◆ PROBLEM DETAILS
Every record is to be returned as written, with no omissions.

[Dataset rows for apps and sites]
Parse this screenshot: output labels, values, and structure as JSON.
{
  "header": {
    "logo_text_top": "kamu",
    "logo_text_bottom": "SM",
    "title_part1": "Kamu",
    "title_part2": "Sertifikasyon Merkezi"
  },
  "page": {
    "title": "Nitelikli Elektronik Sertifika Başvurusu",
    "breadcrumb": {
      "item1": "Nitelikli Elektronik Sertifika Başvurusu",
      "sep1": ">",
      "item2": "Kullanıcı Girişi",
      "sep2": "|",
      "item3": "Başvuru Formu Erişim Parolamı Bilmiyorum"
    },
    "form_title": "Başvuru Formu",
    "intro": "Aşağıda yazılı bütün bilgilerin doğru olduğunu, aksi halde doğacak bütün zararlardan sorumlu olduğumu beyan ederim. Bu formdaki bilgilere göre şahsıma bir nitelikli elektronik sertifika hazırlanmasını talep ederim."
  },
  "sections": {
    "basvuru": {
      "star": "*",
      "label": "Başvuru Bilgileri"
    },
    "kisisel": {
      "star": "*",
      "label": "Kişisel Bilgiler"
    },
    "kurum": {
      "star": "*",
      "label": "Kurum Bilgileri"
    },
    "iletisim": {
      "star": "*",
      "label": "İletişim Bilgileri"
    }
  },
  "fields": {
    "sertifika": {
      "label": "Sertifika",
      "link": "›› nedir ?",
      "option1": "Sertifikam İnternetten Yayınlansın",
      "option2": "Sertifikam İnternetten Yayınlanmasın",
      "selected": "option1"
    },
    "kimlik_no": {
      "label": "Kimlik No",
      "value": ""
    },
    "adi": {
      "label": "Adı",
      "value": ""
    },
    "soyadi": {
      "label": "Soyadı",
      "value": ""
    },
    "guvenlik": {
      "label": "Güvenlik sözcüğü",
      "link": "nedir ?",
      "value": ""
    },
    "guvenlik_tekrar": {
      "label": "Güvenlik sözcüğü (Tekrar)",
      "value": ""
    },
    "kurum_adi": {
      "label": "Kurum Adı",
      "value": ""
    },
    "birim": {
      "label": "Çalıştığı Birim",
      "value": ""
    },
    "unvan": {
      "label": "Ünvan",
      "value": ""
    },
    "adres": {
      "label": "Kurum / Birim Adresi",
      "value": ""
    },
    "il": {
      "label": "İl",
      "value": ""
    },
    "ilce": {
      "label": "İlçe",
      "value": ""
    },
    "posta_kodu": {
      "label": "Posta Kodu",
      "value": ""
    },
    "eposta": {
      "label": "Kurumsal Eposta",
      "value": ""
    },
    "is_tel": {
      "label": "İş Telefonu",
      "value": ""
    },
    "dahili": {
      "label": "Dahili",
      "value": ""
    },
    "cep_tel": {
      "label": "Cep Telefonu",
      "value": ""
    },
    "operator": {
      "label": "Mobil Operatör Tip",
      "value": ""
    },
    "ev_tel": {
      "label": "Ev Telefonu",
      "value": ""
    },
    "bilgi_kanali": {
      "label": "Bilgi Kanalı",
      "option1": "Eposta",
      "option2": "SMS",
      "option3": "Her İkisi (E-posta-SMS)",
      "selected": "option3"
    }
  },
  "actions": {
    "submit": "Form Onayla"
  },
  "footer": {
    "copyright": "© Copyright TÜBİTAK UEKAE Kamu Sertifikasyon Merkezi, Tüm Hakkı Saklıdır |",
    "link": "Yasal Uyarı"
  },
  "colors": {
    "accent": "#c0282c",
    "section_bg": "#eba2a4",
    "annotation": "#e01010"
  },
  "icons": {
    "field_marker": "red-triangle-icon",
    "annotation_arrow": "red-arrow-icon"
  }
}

◆ ANSWER TO THIS PROBLEM
Parse this screenshot: output labels, values, and structure as JSON.
{
  "header": {
    "logo_text_top": "kamu",
    "logo_text_bottom": "SM",
    "title_part1": "Kamu",
    "title_part2": "Sertifikasyon Merkezi"
  },
  "page": {
    "title": "Nitelikli Elektronik Sertifika Başvurusu",
    "breadcrumb": {
      "item1": "Nitelikli Elektronik Sertifika Başvurusu",
      "sep1": ">",
      "item2": "Kullanıcı Girişi",
      "sep2": "|",
      "item3": "Başvuru Formu Erişim Parolamı Bilmiyorum"
    },
    "form_title": "Başvuru Formu",
    "intro": "Aşağıda yazılı bütün bilgilerin doğru olduğunu, aksi halde doğacak bütün zararlardan sorumlu olduğumu beyan ederim. Bu formdaki bilgilere göre şahsıma bir nitelikli elektronik sertifika hazırlanmasını talep ederim."
  },
  "sections": {
    "basvuru": {
      "star": "*",
      "label": "Başvuru Bilgileri"
    },
    "kisisel": {
      "star": "*",
      "label": "Kişisel Bilgiler"
    },
    "kurum": {
      "star": "*",
      "label": "Kurum Bilgileri"
    },
    "iletisim": {
      "star": "*",
      "label": "İletişim Bilgileri"
    }
  },
  "fields": {
    "sertifika": {
      "label": "Sertifika",
      "link": "›› nedir ?",
      "option1": "Sertifikam İnternetten Yayınlansın",
      "option2": "Sertifikam İnternetten Yayınlanmasın",
      "selected": "option1"
    },
    "kimlik_no": {
      "label": "Kimlik No",
      "value": ""
    },
    "adi": {
      "label": "Adı",
      "value": ""
    },
    "soyadi": {
      "label": "Soyadı",
      "value": ""
    },
    "guvenlik": {
      "label": "Güvenlik sözcüğü",
      "link": "nedir ?",
      "value": ""
    },
    "guvenlik_tekrar": {
      "label": "Güvenlik sözcüğü (Tekrar)",
      "value": ""
    },
    "kurum_adi": {
      "label": "Kurum Adı",
      "value": ""
    },
    "birim": {
      "label": "Çalıştığı Birim",
      "value": ""
    },
    "unvan": {
      "label": "Ünvan",
      "value": ""
    },
    "adres": {
      "label": "Kurum / Birim Adresi",
      "value": ""
    },
    "il": {
      "label": "İl",
      "value": ""
    },
    "ilce": {
      "label": "İlçe",
      "value": ""
    },
    "posta_kodu": {
      "label": "Posta Kodu",
      "value": ""
    },
    "eposta": {
      "label": "Kurumsal Eposta",
      "value": ""
    },
    "is_tel": {
      "label": "İş Telefonu",
      "value": ""
    },
    "dahili": {
      "label": "Dahili",
      "value": ""
    },
    "cep_tel": {
      "label": "Cep Telefonu",
      "value": ""
    },
    "operator": {
      "label": "Mobil Operatör Tip",
      "value": ""
    },
    "ev_tel": {
      "label": "Ev Telefonu",
      "value": ""
    },
    "bilgi_kanali": {
      "label": "Bilgi Kanalı",
      "option1": "Eposta",
      "option2": "SMS",
      "option3": "Her İkisi (E-posta-SMS)",
      "selected": "option3"
    }
  },
  "actions": {
    "submit": "Form Onayla"
  },
  "footer": {
    "copyright": "© Copyright TÜBİTAK UEKAE Kamu Sertifikasyon Merkezi, Tüm Hakkı Saklıdır |",
    "link": "Yasal Uyarı"
  },
  "colors": {
    "accent": "#c0282c",
    "section_bg": "#eba2a4",
    "annotation": "#e01010"
  },
  "icons": {
    "field_marker": "red-triangle-icon",
    "annotation_arrow": "red-arrow-icon"
  }
}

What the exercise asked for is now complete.